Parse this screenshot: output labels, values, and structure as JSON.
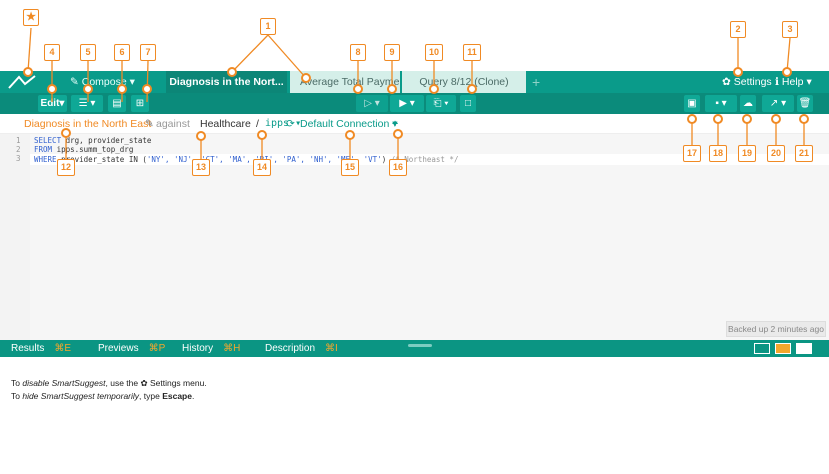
{
  "tabs": {
    "compose": "Compose",
    "active": "Diagnosis in the Nort...",
    "avg": "Average Total Payme...",
    "query": "Query 8/12 (Clone)",
    "add": "+"
  },
  "header_right": {
    "settings": "Settings",
    "help": "Help"
  },
  "toolbar": {
    "edit": "Edit"
  },
  "query_header": {
    "name": "Diagnosis in the North East",
    "against": "against",
    "database": "Healthcare",
    "sep": "/",
    "schema": "ipps",
    "connection": "Default Connection",
    "plus": "+"
  },
  "editor": {
    "line_numbers": [
      "1",
      "2",
      "3"
    ],
    "line1_kw": "SELECT",
    "line1_rest": " drg, provider_state",
    "line2_kw": "FROM",
    "line2_rest": " ipps.summ_top_drg",
    "line3_kw": "WHERE",
    "line3_rest": " provider_state IN (",
    "line3_vals": "'NY', 'NJ', 'CT', 'MA', 'RI', 'PA', 'NH', 'ME', 'VT'",
    "line3_end": ") ",
    "line3_comment": "/* Northeast */",
    "backup": "Backed up 2 minutes ago"
  },
  "bottom_tabs": [
    {
      "label": "Results",
      "hotkey": "⌘E"
    },
    {
      "label": "Previews",
      "hotkey": "⌘P"
    },
    {
      "label": "History",
      "hotkey": "⌘H"
    },
    {
      "label": "Description",
      "hotkey": "⌘I"
    }
  ],
  "hint": {
    "l1_a": "To ",
    "l1_em": "disable SmartSuggest",
    "l1_b": ", use the ",
    "l1_icon": "✿",
    "l1_c": " Settings menu.",
    "l2_a": "To ",
    "l2_em": "hide SmartSuggest temporarily",
    "l2_b": ", type ",
    "l2_strong": "Escape",
    "l2_c": "."
  },
  "callouts": {
    "star": "★",
    "n1": "1",
    "n2": "2",
    "n3": "3",
    "n4": "4",
    "n5": "5",
    "n6": "6",
    "n7": "7",
    "n8": "8",
    "n9": "9",
    "n10": "10",
    "n11": "11",
    "n12": "12",
    "n13": "13",
    "n14": "14",
    "n15": "15",
    "n16": "16",
    "n17": "17",
    "n18": "18",
    "n19": "19",
    "n20": "20",
    "n21": "21"
  },
  "colors": {
    "accent": "#0a9b8a",
    "callout": "#f08a24",
    "hotkey": "#f3a72d"
  }
}
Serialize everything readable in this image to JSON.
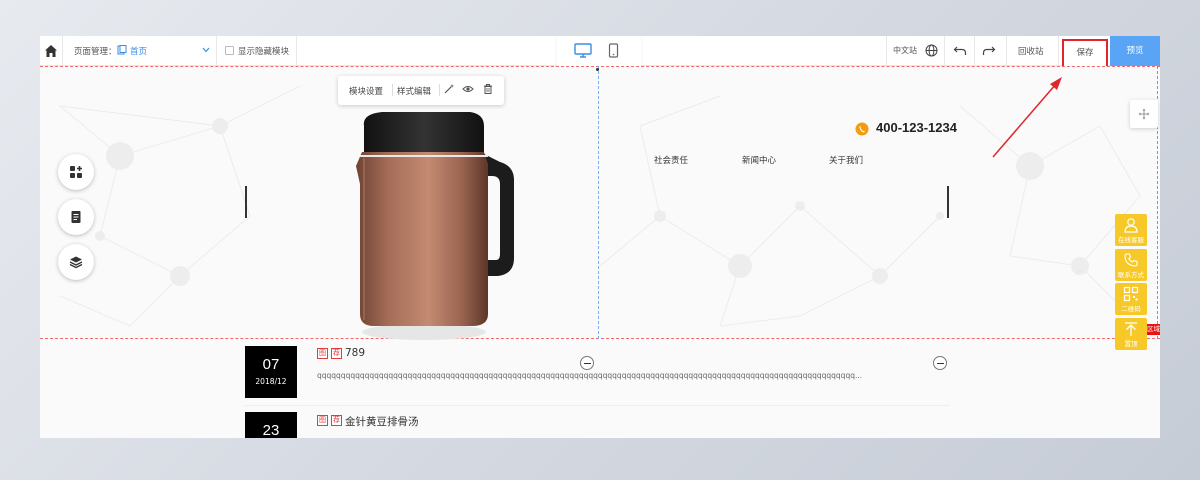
{
  "toolbar": {
    "page_manage_label": "页面管理：",
    "current_page": "首页",
    "show_hidden_label": "显示隐藏模块",
    "lang_label": "中文站",
    "recycle_label": "回收站",
    "save_label": "保存",
    "preview_label": "预览"
  },
  "module_menu": {
    "settings_label": "模块设置",
    "style_label": "样式编辑"
  },
  "header": {
    "phone": "400-123-1234",
    "nav": [
      "社会责任",
      "新闻中心",
      "关于我们"
    ]
  },
  "float_bar": {
    "items": [
      "在线客服",
      "联系方式",
      "二维码",
      "置顶"
    ],
    "tag": "区域"
  },
  "news": [
    {
      "day": "07",
      "ym": "2018/12",
      "tags": [
        "图",
        "荐"
      ],
      "title": "789",
      "summary": "qqqqqqqqqqqqqqqqqqqqqqqqqqqqqqqqqqqqqqqqqqqqqqqqqqqqqqqqqqqqqqqqqqqqqqqqqqqqqqqqqqqqqqqqqqqqqqqqqqqqqqqqqqqqqqqqq..."
    },
    {
      "day": "23",
      "ym": "",
      "tags": [
        "图",
        "荐"
      ],
      "title": "金针黄豆排骨汤",
      "summary": ""
    }
  ],
  "colors": {
    "accent_blue": "#5aa4f6",
    "save_highlight": "#e1262b",
    "float_yellow": "#f7c928",
    "link_blue": "#3a8ee6"
  }
}
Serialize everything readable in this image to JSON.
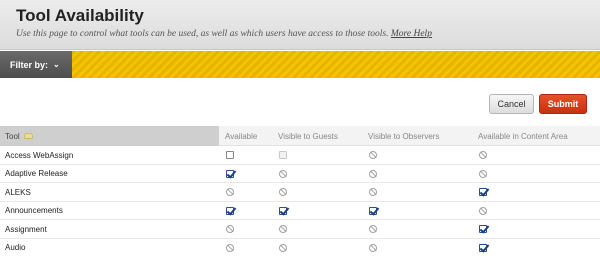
{
  "header": {
    "title": "Tool Availability",
    "description": "Use this page to control what tools can be used, as well as which users have access to those tools.",
    "more_help": "More Help"
  },
  "filter": {
    "label": "Filter by:"
  },
  "actions": {
    "cancel": "Cancel",
    "submit": "Submit"
  },
  "table": {
    "headers": [
      "Tool",
      "Available",
      "Visible to Guests",
      "Visible to Observers",
      "Available in Content Area"
    ],
    "rows": [
      {
        "tool": "Access WebAssign",
        "cells": [
          "unchecked",
          "disabled",
          "na",
          "na"
        ]
      },
      {
        "tool": "Adaptive Release",
        "cells": [
          "checked",
          "na",
          "na",
          "na"
        ]
      },
      {
        "tool": "ALEKS",
        "cells": [
          "na",
          "na",
          "na",
          "checked"
        ]
      },
      {
        "tool": "Announcements",
        "cells": [
          "checked",
          "checked",
          "checked",
          "na"
        ]
      },
      {
        "tool": "Assignment",
        "cells": [
          "na",
          "na",
          "na",
          "checked"
        ]
      },
      {
        "tool": "Audio",
        "cells": [
          "na",
          "na",
          "na",
          "checked"
        ]
      }
    ]
  }
}
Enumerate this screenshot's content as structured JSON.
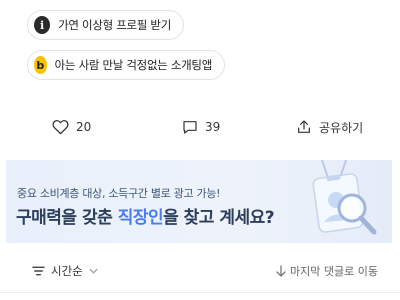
{
  "chips": [
    {
      "icon": "info-icon",
      "icon_glyph": "i",
      "label": "가연 이상형 프로필 받기"
    },
    {
      "icon": "b-badge-icon",
      "icon_glyph": "b",
      "label": "아는 사람 만날 걱정없는 소개팅앱"
    }
  ],
  "actions": {
    "like_count": "20",
    "comment_count": "39",
    "share_label": "공유하기"
  },
  "banner": {
    "line1": "중요 소비계층 대상, 소득구간 별로 광고 가능!",
    "line2_part1": "구매력을 갖춘 ",
    "line2_highlight": "직장인",
    "line2_part2": "을 찾고 계세요?"
  },
  "sortbar": {
    "sort_label": "시간순",
    "jump_label": "마지막 댓글로 이동"
  },
  "colors": {
    "accent": "#4a7cf0",
    "badge_yellow": "#f5c300",
    "banner_bg": "#e8f0fb"
  }
}
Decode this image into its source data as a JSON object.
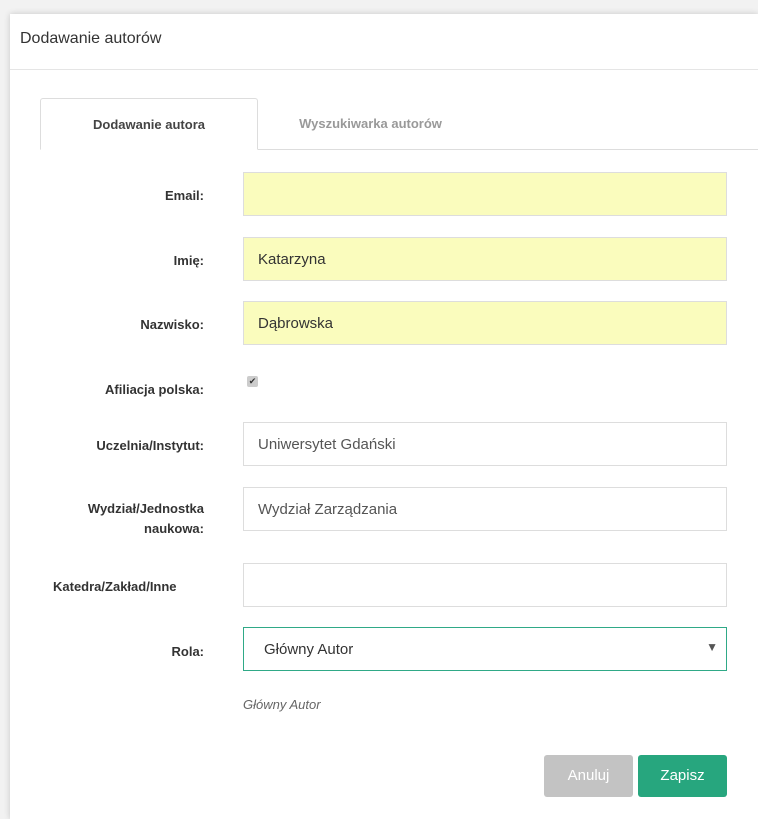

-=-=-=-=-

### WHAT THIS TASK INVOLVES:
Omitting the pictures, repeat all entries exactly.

### RESULT:
Parse this screenshot: output labels, values, and structure as JSON.
{
  "tabs": {
    "compose": "Compose",
    "active": "Diagnosis in the Nort...",
    "avg": "Average Total Payme...",
    "query": "Query 8/12 (Clone)",
    "add": "+"
  },
  "header_right": {
    "settings": "Settings",
    "help": "Help"
  },
  "toolbar": {
    "edit": "Edit"
  },
  "query_header": {
    "name": "Diagnosis in the North East",
    "against": "against",
    "database": "Healthcare",
    "sep": "/",
    "schema": "ipps",
    "connection": "Default Connection",
    "plus": "+"
  },
  "editor": {
    "line_numbers": [
      "1",
      "2",
      "3"
    ],
    "line1_kw": "SELECT",
    "line1_rest": " drg, provider_state",
    "line2_kw": "FROM",
    "line2_rest": " ipps.summ_top_drg",
    "line3_kw": "WHERE",
    "line3_rest": " provider_state IN (",
    "line3_vals": "'NY', 'NJ', 'CT', 'MA', 'RI', 'PA', 'NH', 'ME', 'VT'",
    "line3_end": ") ",
    "line3_comment": "/* Northeast */",
    "backup": "Backed up 2 minutes ago"
  },
  "bottom_tabs": [
    {
      "label": "Results",
      "hotkey": "⌘E"
    },
    {
      "label": "Previews",
      "hotkey": "⌘P"
    },
    {
      "label": "History",
      "hotkey": "⌘H"
    },
    {
      "label": "Description",
      "hotkey": "⌘I"
    }
  ],
  "hint": {
    "l1_a": "To ",
    "l1_em": "disable SmartSuggest",
    "l1_b": ", use the ",
    "l1_icon": "✿",
    "l1_c": " Settings menu.",
    "l2_a": "To ",
    "l2_em": "hide SmartSuggest temporarily",
    "l2_b": ", type ",
    "l2_strong": "Escape",
    "l2_c": "."
  },
  "callouts": {
    "star": "★",
    "n1": "1",
    "n2": "2",
    "n3": "3",
    "n4": "4",
    "n5": "5",
    "n6": "6",
    "n7": "7",
    "n8": "8",
    "n9": "9",
    "n10": "10",
    "n11": "11",
    "n12": "12",
    "n13": "13",
    "n14": "14",
    "n15": "15",
    "n16": "16",
    "n17": "17",
    "n18": "18",
    "n19": "19",
    "n20": "20",
    "n21": "21"
  },
  "colors": {
    "accent": "#0a9b8a",
    "callout": "#f08a24",
    "hotkey": "#f3a72d"
  }
}
Serialize everything readable in this image to JSON.
{
  "toolbar": {
    "page_manage_label": "页面管理：",
    "current_page": "首页",
    "show_hidden_label": "显示隐藏模块",
    "lang_label": "中文站",
    "recycle_label": "回收站",
    "save_label": "保存",
    "preview_label": "预览"
  },
  "module_menu": {
    "settings_label": "模块设置",
    "style_label": "样式编辑"
  },
  "header": {
    "phone": "400-123-1234",
    "nav": [
      "社会责任",
      "新闻中心",
      "关于我们"
    ]
  },
  "float_bar": {
    "items": [
      "在线客服",
      "联系方式",
      "二维码",
      "置顶"
    ],
    "tag": "区域"
  },
  "news": [
    {
      "day": "07",
      "ym": "2018/12",
      "tags": [
        "图",
        "荐"
      ],
      "title": "789",
      "summary": "qqqqqqqqqqqqqqqqqqqqqqqqqqqqqqqqqqqqqqqqqqqqqqqqqqqqqqqqqqqqqqqqqqqqqqqqqqqqqqqqqqqqqqqqqqqqqqqqqqqqqqqqqqqqqqqqq..."
    },
    {
      "day": "23",
      "ym": "",
      "tags": [
        "图",
        "荐"
      ],
      "title": "金针黄豆排骨汤",
      "summary": ""
    }
  ],
  "colors": {
    "accent_blue": "#5aa4f6",
    "save_highlight": "#e1262b",
    "float_yellow": "#f7c928",
    "link_blue": "#3a8ee6"
  }
}
Serialize everything readable in this image to JSON.
{
  "header": {
    "title": "Tool Availability",
    "description": "Use this page to control what tools can be used, as well as which users have access to those tools.",
    "more_help": "More Help"
  },
  "filter": {
    "label": "Filter by:"
  },
  "actions": {
    "cancel": "Cancel",
    "submit": "Submit"
  },
  "table": {
    "headers": [
      "Tool",
      "Available",
      "Visible to Guests",
      "Visible to Observers",
      "Available in Content Area"
    ],
    "rows": [
      {
        "tool": "Access WebAssign",
        "cells": [
          "unchecked",
          "disabled",
          "na",
          "na"
        ]
      },
      {
        "tool": "Adaptive Release",
        "cells": [
          "checked",
          "na",
          "na",
          "na"
        ]
      },
      {
        "tool": "ALEKS",
        "cells": [
          "na",
          "na",
          "na",
          "checked"
        ]
      },
      {
        "tool": "Announcements",
        "cells": [
          "checked",
          "checked",
          "checked",
          "na"
        ]
      },
      {
        "tool": "Assignment",
        "cells": [
          "na",
          "na",
          "na",
          "checked"
        ]
      },
      {
        "tool": "Audio",
        "cells": [
          "na",
          "na",
          "na",
          "checked"
        ]
      }
    ]
  }
}
Enumerate this screenshot's content as structured JSON.
{
  "chips": [
    {
      "icon": "info-icon",
      "icon_glyph": "i",
      "label": "가연 이상형 프로필 받기"
    },
    {
      "icon": "b-badge-icon",
      "icon_glyph": "b",
      "label": "아는 사람 만날 걱정없는 소개팅앱"
    }
  ],
  "actions": {
    "like_count": "20",
    "comment_count": "39",
    "share_label": "공유하기"
  },
  "banner": {
    "line1": "중요 소비계층 대상, 소득구간 별로 광고 가능!",
    "line2_part1": "구매력을 갖춘 ",
    "line2_highlight": "직장인",
    "line2_part2": "을 찾고 계세요?"
  },
  "sortbar": {
    "sort_label": "시간순",
    "jump_label": "마지막 댓글로 이동"
  },
  "colors": {
    "accent": "#4a7cf0",
    "badge_yellow": "#f5c300",
    "banner_bg": "#e8f0fb"
  }
}
Decode this image into its source data as a JSON object.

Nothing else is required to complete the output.